Starting from the analysis 4 macro areas (Quality, Space, Activities, Wayfinding), 19 criteria and 71 variables have been selected to compose the assessment tool. Sustainability aspects have been highlighted in the analysis but not included into the new tool since the topic is very well covered by existing assessment methodologies (i.e. LEED, BREEAM). The full list of criteria with the number of allocated variables is reported in Table 1 and an example of the evaluation variables.

Table 1. Assessment framework of macro areas and criteria with the number of evaluation variables allocated (in brackets)

A first version of the instrument was inspected and validated by recognized experts from geriatric, psychology, healthcare architecture and management sectors.

2.2 Application and Test on Italian Case Studies

The second phase of the study concerned the application and test of the tool on a sample of case studies. Here, in order to operationalise the assessment, a checklist has been proposed. A numerical value between 0 and 4 is assigned to each criteria thanks to the fulfilment of one or more variables assessed either with a binary (i.e. presence or absence of therapeutic gardens) or with a ranking scale (i.e. percentage of single rooms). The final score, later expressed in percentage, is the sum of the scores obtained in each of the 71 variables. An example of scoring related to the variables previously mentioned in Table 2, is reported in Table 3.

Table 2. Example of variables for the criterion 4.3 Signage in the macro area 4 Wayfinding
Table 3. Example of different scoring methodologies

The checklist has been applied to three structures which are all accredited to the National Health System and located in Lombardy region. They have been selected because they differ in terms of period of construction and typology. Indeed, the Case Study 1 is a dedicated structure for patients with Alzheimer disease, opened about 10 years ago; the second (Case Study 2) is a 20 years old Alzheimer department; the third (Case Study 3) is an Alzheimer department in a 40 years old nursery home. The tool has been applied by the authors and the information have been collected thanks to the support of the staff and strategic direction including medical doctors, nurses and building managers. The results of this first application are briefly discussed below.

2.3 Preliminary Results

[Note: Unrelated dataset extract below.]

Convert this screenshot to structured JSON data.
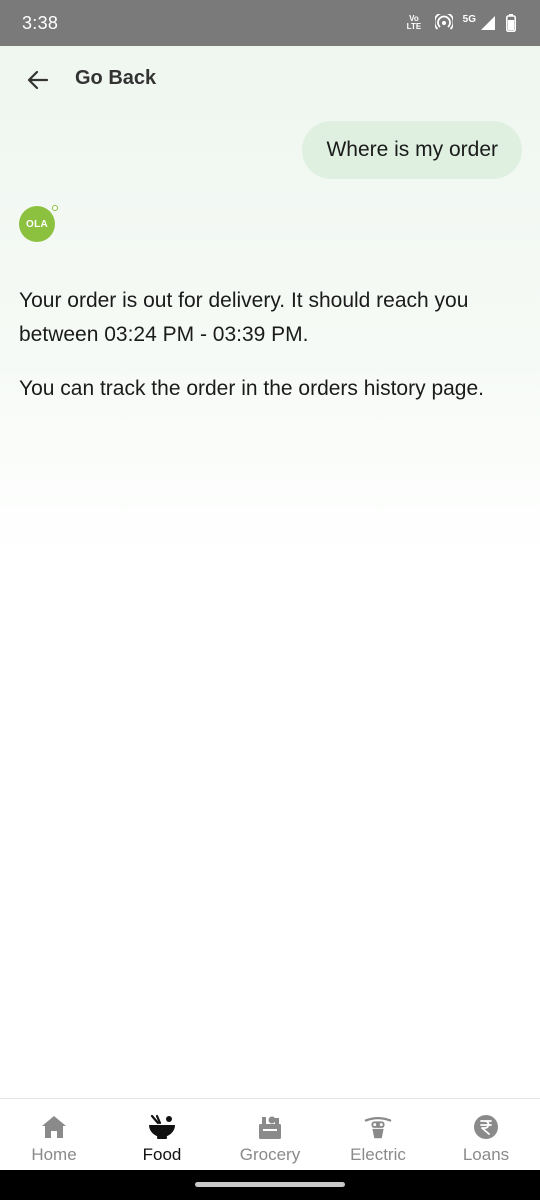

Overall, the most recent structure (Case Study 1) obtained 92% of acquittal while the other two have obtained respectively 65% for the independent nucleus (Case Study 2) while the Alzheimer nucleus realized by the reconversion of an existing department has obtained score equal to 75% (Case Study 3). Looking at the evaluation more in detail, considering the macro area Quality, the Case study 1 position itself as an excellent practice thanks to the domesticity provided by the materials and the wide use of natural light and the innovation given by the use of smart technologies both for facility management and for patient safety. Additionally, outdoor high-quality spaces, views and collateral activities are present and contribute to the achievement. On the contrary, in the less relevant cases several drawbacks have been highlighted such as the absence of single rooms or therapeutic gardens. It is also important to note that the structure that obtained a higher score is also the one that reported a high level of coordination during the project phase between architects, doctors and managers. This highlight the benefits of multidisciplinary in the design process of such settings. The comparison between the three settings is shown in Fig. 3.

Fig. 3.
figure 3

Comparison of the assessment conducted on Case Study 1, 2 and 3

3 Conclusions and Future Developments

The preliminary results confirm and expand the knowledge in the field of healthcare architecture by defining a built environment quality assessment tool for evaluating territorial structures. This is the first study that use assessment methodologies for the quality evaluation of socio-sanitary facilities for Alzheimer in Italian context. The preliminary results on the three case studies can be further analysed in order to highlight the criticalities found and propose specific sustainable project strategies. In this way the tool can be very useful for supporting decision makers and facility managers in their strategic choices. Future tests on a wider sample are also encouraged.